The question of complexity as it relates to change in educational institutions is interesting from a philosophical perspective and it is certainly important to consider how change in an organisation is a result of a multitude of interconnected factors. The potential for reliably predicting the outcome of any change effort is surely difficult if not even impossible once the number of influences becomes large. Acknowledging the complexity that exists and seeing the potential for growth, creativity and innovation that can exist within an organisation at ‘the edge of chaos’ are useful strategies as schools face a period of unprecedented change.
Complexity theories point towards the importance of exploring the interactions between the intentions and effects of agents within organisations and reveal that the exponential scaling of these connections brings greater degrees of complexity than may be managed through traditional top-down structures. Schools confront complexity in part due to their size but also as consequence of the factors which influence their daily operations and functioning. Curriculum, politics, societal expectations, funding, standardised testing, quality teaching programmes, student needs, pedagogical practice, teaching styles, post school options, the list of factors continues to expand and transform such that very quickly the number of factors influencing the success of any change effort is immense.

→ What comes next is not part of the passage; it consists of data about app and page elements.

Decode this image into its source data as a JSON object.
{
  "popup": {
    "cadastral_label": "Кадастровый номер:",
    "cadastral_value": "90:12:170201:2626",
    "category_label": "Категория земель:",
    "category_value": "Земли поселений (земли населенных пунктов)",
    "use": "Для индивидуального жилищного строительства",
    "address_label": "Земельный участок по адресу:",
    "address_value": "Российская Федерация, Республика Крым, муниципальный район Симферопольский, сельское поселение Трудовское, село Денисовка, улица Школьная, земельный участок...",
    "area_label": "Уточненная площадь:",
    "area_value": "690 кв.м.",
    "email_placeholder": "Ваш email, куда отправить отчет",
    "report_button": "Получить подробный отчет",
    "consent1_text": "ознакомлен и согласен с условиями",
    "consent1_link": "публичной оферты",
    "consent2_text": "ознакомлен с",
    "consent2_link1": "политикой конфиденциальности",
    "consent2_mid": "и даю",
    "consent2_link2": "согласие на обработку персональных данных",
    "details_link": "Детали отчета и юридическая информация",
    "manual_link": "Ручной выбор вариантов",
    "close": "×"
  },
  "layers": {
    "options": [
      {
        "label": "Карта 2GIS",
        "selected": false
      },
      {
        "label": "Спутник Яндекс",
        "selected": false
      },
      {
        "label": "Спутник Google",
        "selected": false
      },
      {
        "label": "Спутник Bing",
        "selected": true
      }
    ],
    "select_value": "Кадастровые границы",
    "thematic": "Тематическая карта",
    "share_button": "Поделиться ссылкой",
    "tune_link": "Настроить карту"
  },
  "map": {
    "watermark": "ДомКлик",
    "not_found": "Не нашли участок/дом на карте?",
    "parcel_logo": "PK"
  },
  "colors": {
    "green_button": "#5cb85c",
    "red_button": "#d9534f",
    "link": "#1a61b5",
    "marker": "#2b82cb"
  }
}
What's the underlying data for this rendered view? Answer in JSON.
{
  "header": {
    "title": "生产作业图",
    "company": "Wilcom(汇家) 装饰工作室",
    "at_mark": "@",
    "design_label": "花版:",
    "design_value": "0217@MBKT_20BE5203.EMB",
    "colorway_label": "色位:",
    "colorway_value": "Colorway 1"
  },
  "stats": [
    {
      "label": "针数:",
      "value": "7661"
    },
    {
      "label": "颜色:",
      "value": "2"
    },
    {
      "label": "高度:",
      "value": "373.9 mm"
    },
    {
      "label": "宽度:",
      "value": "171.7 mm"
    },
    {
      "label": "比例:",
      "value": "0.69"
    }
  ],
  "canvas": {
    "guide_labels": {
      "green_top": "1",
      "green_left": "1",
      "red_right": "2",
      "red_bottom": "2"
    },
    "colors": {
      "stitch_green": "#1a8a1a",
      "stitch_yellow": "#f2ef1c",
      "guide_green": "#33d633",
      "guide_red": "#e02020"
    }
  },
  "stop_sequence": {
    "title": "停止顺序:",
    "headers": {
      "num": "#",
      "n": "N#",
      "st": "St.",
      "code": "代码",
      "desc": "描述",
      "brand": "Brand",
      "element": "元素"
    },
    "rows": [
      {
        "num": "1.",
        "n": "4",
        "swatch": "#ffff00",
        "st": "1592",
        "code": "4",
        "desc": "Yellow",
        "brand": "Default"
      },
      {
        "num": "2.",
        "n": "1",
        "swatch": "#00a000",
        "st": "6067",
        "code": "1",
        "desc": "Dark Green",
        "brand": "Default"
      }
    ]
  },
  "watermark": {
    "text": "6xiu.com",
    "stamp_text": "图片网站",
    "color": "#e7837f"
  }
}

Taken simplistically, there could be a feeling that due to the complexity of large systems such as schools, change becomes an uncontrollable beast with a mind of its own. If change can only occur where every element of the organisation is continually shaped by ‘massive interventions at all levels’ (Mason, 2008 p43) and even then the inertial momentum of the organisation means change is hard achieved. How can we hope to negotiate times which require ongoing, rapid change if change is such a complex thing?
I see a parallel here to the sport of curling, where a heavy polished stone is hurled across the ice towards a target. Competitors running alongside the stone attempt to keep it on course using brooms to gently shape a path for it to follow. If the organisation is the stone and we accept that its trajectory will be a result of many factors including the initial force (the change initiative), the surface of the ice and its interactions with the stone, (the organisation’s total context and the complex factors which shape this), the impact and influence of the rock on the surface (interactions and consequences which occur as a result of the change effort) then we should not be surprised when it does not come to rest where may have expected.
As change agents we play the part of the curlers, providing the initial force to get things moving and then running frantically alongside making adjustments based on what we see, guided by our judgement of how to best steer the organisation (or stone) in the intended direction. Each little adjustment has an effect, some towards the goal, some in directions we had not intended. Like the curlers, we do not have complete control and we can act only on the basis of what we are able to see and understand about the organisations trajectory and the forces influencing it; we act with imperfect knowledge.
With each change initiative we learn more but we also encounter unexpected consequences. The destinations we achieve may not be the ones we originally imagined and sometimes we will fall short of our goals. Each time we throw the stone (organisation) down the ice and attempt to guide it towards a goal we learn a little more about the sport (change management) and improve our chances of achieving our goals but each time we encounter slightly different conditions, some of which are a legacy from our previous efforts; the co-constructed history of the organisation and its experience with change.
Although we understand that we have little real control and are battling many complex factors, known and unknown, we continue to play the game and make every effort we can to steer the organisation towards the goals we have set.
So do we learn to manage change and is mastery of change an attainable goal?
Perhaps not. Organisations are in no way fixed entities. The constituent parts are ever changing; staff come and go, students move on, new families arrive, the changes we initiate bring changes and the wider context in which we function shifts with the times. What we learn about change today may not serve our needs tomorrow. The successful change we initiate today will continue to evolve and be shaped the factors which formed it. The organisational inertia which we struggled to overcome when initiating the change can act to sustain it but can also act in ways unimagined. The process of shaping our schools will never be complete but then that is the challenge which excites us and fills our days with new opportunities for learning and growth.
By Nigel Coutts
Mason, M. (2008). What is Complexity Theory and what are its implications for educational change? Educational Philosophy and Theory, 40(1), pp. 35-49.